July 27, 2021 @ 1:00 pm - 2:30 pm CDT
Jumpstart your plans for a Teaching-as-Research (TAR) project in this 6-week flipped course designed to guide participants through developing a research question, identifying project methods and outcomes, and more. Each week, students will watch videos, read articles, and complete assignments on their own time; in weekly sessions, students will refine their work with peer review, work through sticking points with instructors, and build community to sustain their work. Throughout the course, students will also be expected to meet occasionally with a local TAR contact (typically the person at your CIRTL member institution who mentors TAR students and/or runs your institution’s TAR program) to refine key components of your TAR project plan. By the end of the course, students will present a TAR project plan and be well-positioned to implement their project in the coming academic year.
What is Teaching-as-Research?
Teaching-as-Research (TAR) takes a deliberate and systematic approach towards investigating, reflecting on, and improving one’s own teaching. The TAR process follows an inquiry cycle that consists of the following stages: identifying of a challenge within the context of teaching and learning, delving into the relevant scientific literature, designing a project to elucidate why the challenge occurs or designing a teaching intervention to address the challenge, implementing the project, collecting data, analyzing the data, drawing conclusions, and reflecting on the experience. TAR is a proactive and dynamic approach towards improving your teaching and document your teaching effectiveness. A TAR experience will provide a substantial example of your reflective, professional practice applicable to a range of career outcomes.
This 6-week course has weekly online sessions on Tuesdays at 3-4:30PM AT / 2-3:30PM ET / 1-2:30PM CT / 12-1:30PM MT / 11AM-12:30PM PT from June 22 through July 27.
Your instructors estimate students will need to spend 6-8 hours per week on work outside of class sessions including: watching videos, reading articles, completing assignments, meeting with your local TAR contact, and reviewing peer group work so that you can provide in-session feedback.
Registration and Enrollment
This course is limited to 20 students. This course is at capacity as of May 20.
Registration is open Monday, May 3 and closes when capacity is reached or Friday, June 4, whichever comes first. Upon registering, students will be directed to complete a course application to explain their teaching and learning experience, and their interest in TAR. Instructors will accept students on a first-come first-served basis providing they meet course requirements in their application. Students are expected to have a working knowledge of, and experience with, evidence-based teaching methods. As minimum prerequisites, we expect students will have met these CIRTL Associate-level learning outcomes:
- Describe and recognize the value of realistic well-defined, achievable, measurable, and student-centered learning goals.
- Describe several known high-impact, evidence-based effective instructional practices and materials and recognize their alignment with particular types of learning goals.

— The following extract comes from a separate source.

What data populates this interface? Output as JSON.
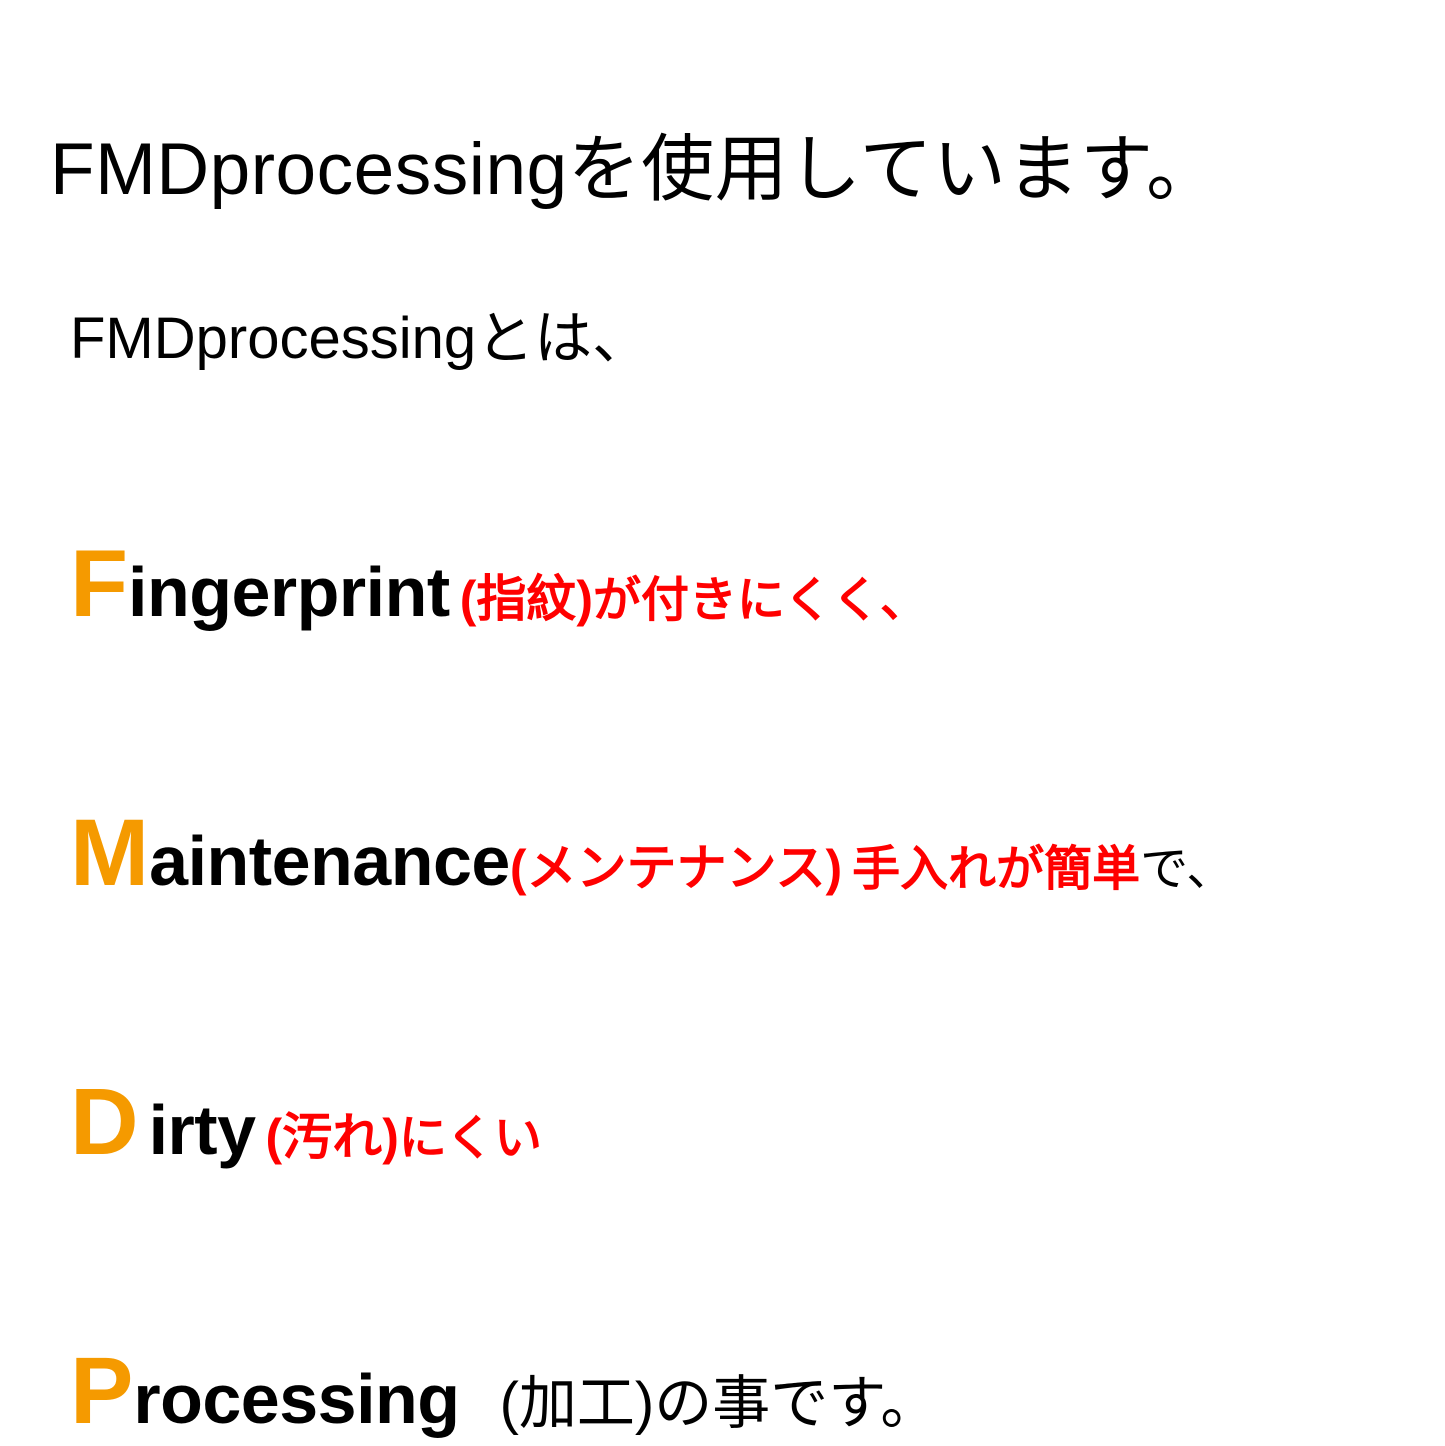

- Describe several assessment techniques and recognize their alignment with particular types of learning goals.
We strive to be inclusive of anyone interested in participating in our activities. If you have specific accessibility needs, please contact us at firstname.lastname@example.org in advance so that we may make the necessary accommodations.
- Describe the scope of diversity in learning environments, of both students and instructor. (*Including but not limited to backgrounds, race, gender, ability, socio-economic status, ethnicity, gender preference, and cognitive skills)
- Describe the impact of diversity on student learning, in particular how diversity can enhance learning, and how inequities can negatively impact learning if not addressed.
- Describe how an instructor’s beliefs and biases can influence student learning.
- Describe and recognize the value of drawing on diversity in the development of teaching plans (including content, teaching practices and assessments) to foster learning.
- Describe several learning-through-diversity (LtD) techniques and strategies.
- Define and recognize the value of the Teaching-as-Research process, and how it can be used for ongoing enhancement of learning.
- Describe a “full-inquiry” cycle.
Practitioner: Evidence-Based Teaching
- Integrate one or more evidence-based teaching strategies into a teaching plan so as to accomplish learning goals.
- Examine and describe own beliefs and biases, including how they may influence their students’ learning.
- Create a teaching plan that incorporates content and teaching practices responsive to the students’ backgrounds.
- Integrate one or more LtD techniques and strategies in a teaching plan so as to use students’ diversity to enhance the learning of all.
- Show the integration of Evidence-Based Teaching, Learning Communities and Learning-through-Diversity to accomplish learning goals.
- Describe how to access the literature and existing knowledge about teaching and learning issues, in a discipline or more broadly.